Please welcome Richard L. Mabry, M.D. to our blog today. He’s the award winning author of Medical Suspense With Heart, as well as the Prescription For Trouble series (Abingdon), Stress Test, Heart Failure, Critical Condition (Harper Collins), and Fatal Trauma (Abingdon) To one fortunate commenter this week, he’ll give away a copy of Miracle Drug.
“Mabry combines his medical expertise with a story that will keep you on the edge of your seat.” – USA Today
THE WRITING CAROUSEL
There’s a song in the musical, The Fantasticks, called “Round and Round.” In it, the couple sees only the good things that go by, even though at times the view from the carousel is of scenes that are less than pleasant. Why do I bring that up? I mention it because the view of writing from the standpoint of the pre-published writer is much different than the one seen by the author who has at least a couple of books under his/her belt.
Before I got a contract for Code Blue, my first novel, I wrote four novels over a period of four years, garnering forty rejections in the process. And that’s nowhere near a record. Although some authors (like Gayle Roper) got a contract for their first novel, others (like T Davis Bunn) collected lots more rejections than I did before a publisher liked his work. Eventually I, and lots of other authors, prevailed. However, shortly thereafter I also learned something interesting: that contract wasn’t the end. It was just the beginning of lots more work.

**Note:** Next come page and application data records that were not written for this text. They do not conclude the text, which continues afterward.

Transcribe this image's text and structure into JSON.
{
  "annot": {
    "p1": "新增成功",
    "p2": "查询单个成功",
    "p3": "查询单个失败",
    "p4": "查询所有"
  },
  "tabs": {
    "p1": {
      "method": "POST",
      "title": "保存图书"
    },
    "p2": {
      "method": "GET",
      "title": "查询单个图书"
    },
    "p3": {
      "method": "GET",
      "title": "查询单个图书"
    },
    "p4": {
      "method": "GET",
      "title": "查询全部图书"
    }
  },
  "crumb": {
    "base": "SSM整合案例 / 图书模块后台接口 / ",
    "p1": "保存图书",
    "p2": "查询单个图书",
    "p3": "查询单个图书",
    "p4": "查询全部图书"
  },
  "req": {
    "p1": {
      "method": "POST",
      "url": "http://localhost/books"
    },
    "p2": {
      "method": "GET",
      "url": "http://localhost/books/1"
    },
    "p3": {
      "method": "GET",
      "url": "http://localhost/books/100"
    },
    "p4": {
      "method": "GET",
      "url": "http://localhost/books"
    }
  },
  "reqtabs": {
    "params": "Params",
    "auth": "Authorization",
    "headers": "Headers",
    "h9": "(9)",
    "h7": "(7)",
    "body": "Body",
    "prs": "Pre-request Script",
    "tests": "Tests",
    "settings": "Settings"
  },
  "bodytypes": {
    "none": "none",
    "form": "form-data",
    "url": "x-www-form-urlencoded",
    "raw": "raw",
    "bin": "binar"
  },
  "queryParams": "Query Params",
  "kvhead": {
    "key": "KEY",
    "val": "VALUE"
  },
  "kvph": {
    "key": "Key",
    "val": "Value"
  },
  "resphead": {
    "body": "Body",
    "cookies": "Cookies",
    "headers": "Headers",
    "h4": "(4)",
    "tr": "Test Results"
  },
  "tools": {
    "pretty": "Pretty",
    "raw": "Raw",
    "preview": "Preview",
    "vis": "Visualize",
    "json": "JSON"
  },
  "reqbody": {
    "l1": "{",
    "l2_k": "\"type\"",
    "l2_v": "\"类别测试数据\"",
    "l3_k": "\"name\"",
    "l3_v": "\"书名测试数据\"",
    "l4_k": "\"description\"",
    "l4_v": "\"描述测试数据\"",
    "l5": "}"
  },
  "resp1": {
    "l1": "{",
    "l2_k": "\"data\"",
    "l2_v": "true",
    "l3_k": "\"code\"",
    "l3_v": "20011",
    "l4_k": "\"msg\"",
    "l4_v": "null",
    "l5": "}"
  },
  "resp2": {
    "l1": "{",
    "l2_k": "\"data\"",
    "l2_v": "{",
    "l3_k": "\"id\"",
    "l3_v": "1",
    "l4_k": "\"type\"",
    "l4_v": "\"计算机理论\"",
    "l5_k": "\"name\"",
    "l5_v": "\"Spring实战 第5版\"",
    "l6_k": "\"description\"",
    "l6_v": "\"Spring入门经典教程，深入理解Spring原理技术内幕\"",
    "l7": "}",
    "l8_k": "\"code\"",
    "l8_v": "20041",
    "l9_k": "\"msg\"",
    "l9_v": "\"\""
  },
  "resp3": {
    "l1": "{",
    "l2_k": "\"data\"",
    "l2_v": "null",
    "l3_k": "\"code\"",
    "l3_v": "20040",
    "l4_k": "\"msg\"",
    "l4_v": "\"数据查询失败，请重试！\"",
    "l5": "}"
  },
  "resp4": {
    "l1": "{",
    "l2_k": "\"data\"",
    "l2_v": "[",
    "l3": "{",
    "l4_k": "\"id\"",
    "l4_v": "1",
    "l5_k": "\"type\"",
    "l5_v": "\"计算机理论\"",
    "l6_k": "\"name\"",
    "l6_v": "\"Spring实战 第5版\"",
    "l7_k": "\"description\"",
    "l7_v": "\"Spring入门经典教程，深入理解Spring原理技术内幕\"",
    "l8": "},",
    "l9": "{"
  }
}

First, I quickly discovered that, although my novel might be good enough to make an acquisition editor happy, it would go through a series of edits and rewrites before it saw print. And all those edits and rewrites involved me. Did it make the work better? Of course it did. Was it time-consuming? Yes—but I learned with each editorial letter and rewrite.
In addition, there was the process of cover design, a process I’m pleased to say I’ve been involved in for all my novels. That’s nice, but also takes a bit of time. In addition, there was the back cover copy and author information. It was necessary writing, but took some work to accomplish.
Then there’s marketing. Although the publisher works at marketing the book, there’s a good bit for the author to do as well. And I learned very fast that no one wants a book to be read by a wide audience more than the author does. Say what you will about “the good old days,” but nowadays it’s a necessity for an author to be active in social media and other aspects of keeping his/her name and work before the reading public. Don’t forget, of course, that this includes not only their own website and blog, but being available (and even making arrangements) for guest blogs and interviews on the sites of others.
Oh, and while all this is going on, the writer should be at work on their next book. After all, none of us want to be a one-trick pony. And after the first and second come…you guessed it—the third. Authors who quit after the first book aren’t unheard of, but they’re rare. It’s even been discovered that Harper Lee, who supposedly stopped after writing To Kill A Mockingbird, had another book sitting in a trunk or someplace.
Now, imagine trying to keep all those plates spinning. That’s where I’ve been for a while: arranging to get out the news about my forthcoming book, Fatal Trauma, while finishing edits for the next one, Miracle Drug (due out in September), and keeping up interest in my prior novels—the so-called “backlist.” Has it required time and effort on my part? Of course it has. Would I trade it for the status of an unpublished writer? Not a chance.
So that’s the writing carousel. If you haven’t been able to get on yet, don’t despair. Work on your craft and don’t give up. The view from here is pretty good, even as it goes round and round.
Dr. Richard Mabry is a retired physician, now writing “medical suspense with heart.” He is an active member of International Thriller Writers, a past Vice-President of the American Christian Fiction Writers, and a member the Romance Writers of America. His eight previously published novels have garnered critical acclaim and been recognized by programs including the ACFW’s Carol Award, the Romantic Times’ Inspirational Book of the Year, the Inspirational Readers Choice, and the Selah Award. His novella, Rx Murder, released via Amazon in April, and Abingdon Press published his novel, Fatal Trauma, in May of this year. Miracle Drug is scheduled for release in September.
You can learn more about Richard on his website (http://rmabry.com) and blog (http://rmabry.blogspot.com). He can also be found via his Facebook author page (http://facebook.com/rmabrybooks) and Twitter (http://twitter.com/RichardMabry).